Of course, the conventional wisdom among self-proclaimed “serious” advocates of vegetarian diets and animal welfare paints such radicals as merely a fringe group, nothing more than a small subset of the otherwise passionate but professional activists who only want a peaceful world where animals never get killed and people evolve into enlightened vegans who subsist on soybeans and salad as they live a healthy, peaceful co-existence with all of humanity.
“We’re not like them” is the knee-jerk response animal rights apologists always go to when confronted with the damage done by extremists willing to blow up buildings and burn down laboratories in service to their “cause.”
Now, however, it’s starting to look like “them” is a much bigger segment of the vegan community than any of its leadership were previously willing to admit.
The Wrath of Veggies
In addition to the escalating violence in France, in which butcher shops and charcuteries have been splashed with red paint and had their windows smashed, even activities that are much lower profile than butchering meat are now targets for vegan anger and retaliation.
For example: Post an innocent photo of a newborn calf on social media as a fun naming contest for the customers of a family-run dairy, as happened in England recently, and you’ll be subjected to hate mail, death threats and fond wishes that you and yours succumb to some potentially fatal foodborne disease.
Or upload a photo of yourself posing with an animal you’ve hunted, as Rebecca Francis, a bow-hunting expert from Wyoming, recently did, and not only online trolls but celebrities — in her case, British TV star Ricky Gervais — will send out tweets accusing you of being a heartless criminal, and tens of thousands of veganistas will pile on with likes and retweets.
There was even a bizarre case earlier this year in which Anna Del Rey, a Michigan teen-ager, innocently posted a recipe for tofurkey online. When vegans chimed in to ask about her about her diet, she admitted she eats meat … and the you-know-what hit the Facebook post.
“Tofu is strictly for vegans,” one reply stated. “You are basically admitting to appropriating us and stealing what we need for your own selfish use. I’m going to request to the [administrator] that you are removed from our group.”
Which apparently happened, although the removal was later rescinded.
“So you’re like pretending to be a vegan cause it’s cool and in?” another commenter replied. “I’ve been vegan for 3 years now. It’s not hip or cool. It’s important.”
Ms. Del Rey, obviously upset at the reaction from “true” vegans, finally posted an equally in-your-face reply: “With all due respect, I’m not appropriating anything. I’m eating food I like, you absolute f**k!”
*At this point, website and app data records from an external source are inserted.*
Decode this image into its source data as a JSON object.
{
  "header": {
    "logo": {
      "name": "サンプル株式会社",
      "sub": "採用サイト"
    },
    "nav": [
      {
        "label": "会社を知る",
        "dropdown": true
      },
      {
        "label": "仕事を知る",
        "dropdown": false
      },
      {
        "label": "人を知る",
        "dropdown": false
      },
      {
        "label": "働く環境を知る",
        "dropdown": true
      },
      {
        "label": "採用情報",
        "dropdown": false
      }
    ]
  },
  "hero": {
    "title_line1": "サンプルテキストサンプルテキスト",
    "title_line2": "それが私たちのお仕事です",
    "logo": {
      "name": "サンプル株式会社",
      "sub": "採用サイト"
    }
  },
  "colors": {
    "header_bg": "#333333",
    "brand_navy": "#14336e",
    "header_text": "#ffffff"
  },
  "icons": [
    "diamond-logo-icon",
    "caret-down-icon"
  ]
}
Dishing it out in spades to those with whom you disagree is probably not the best counter-strategy, PR-wise, but one can appreciate Ms. Del Rey’s frustration.
In fact, I dare say that from its humble beginnings as a dietary pathway to what its adherents believed was a healthier, more sustainable way to eat, the vegetarian movement, in large measure, has devolved into what amounts to a cult.
Instead of an individual decision about food choices that we’re all free to make — or not — a disturbingly large percentage of veganistas have apparently adopted the belief that everyone must embrace the full-on vegan lifestyle; there’s no choice anymore; there’s only right and wrong.
And they’re right, and anyone who disagrees is wrong.
Like all cults, that belief structure is hard to understand when you’re on the outside looking in.
And that’s where I intend to stay: on the outside, far away from the intolerance of those who have taken up residence in Veganistan. □
The opinions in this commentary are those of Dan Murphy, a veteran journalist and commentator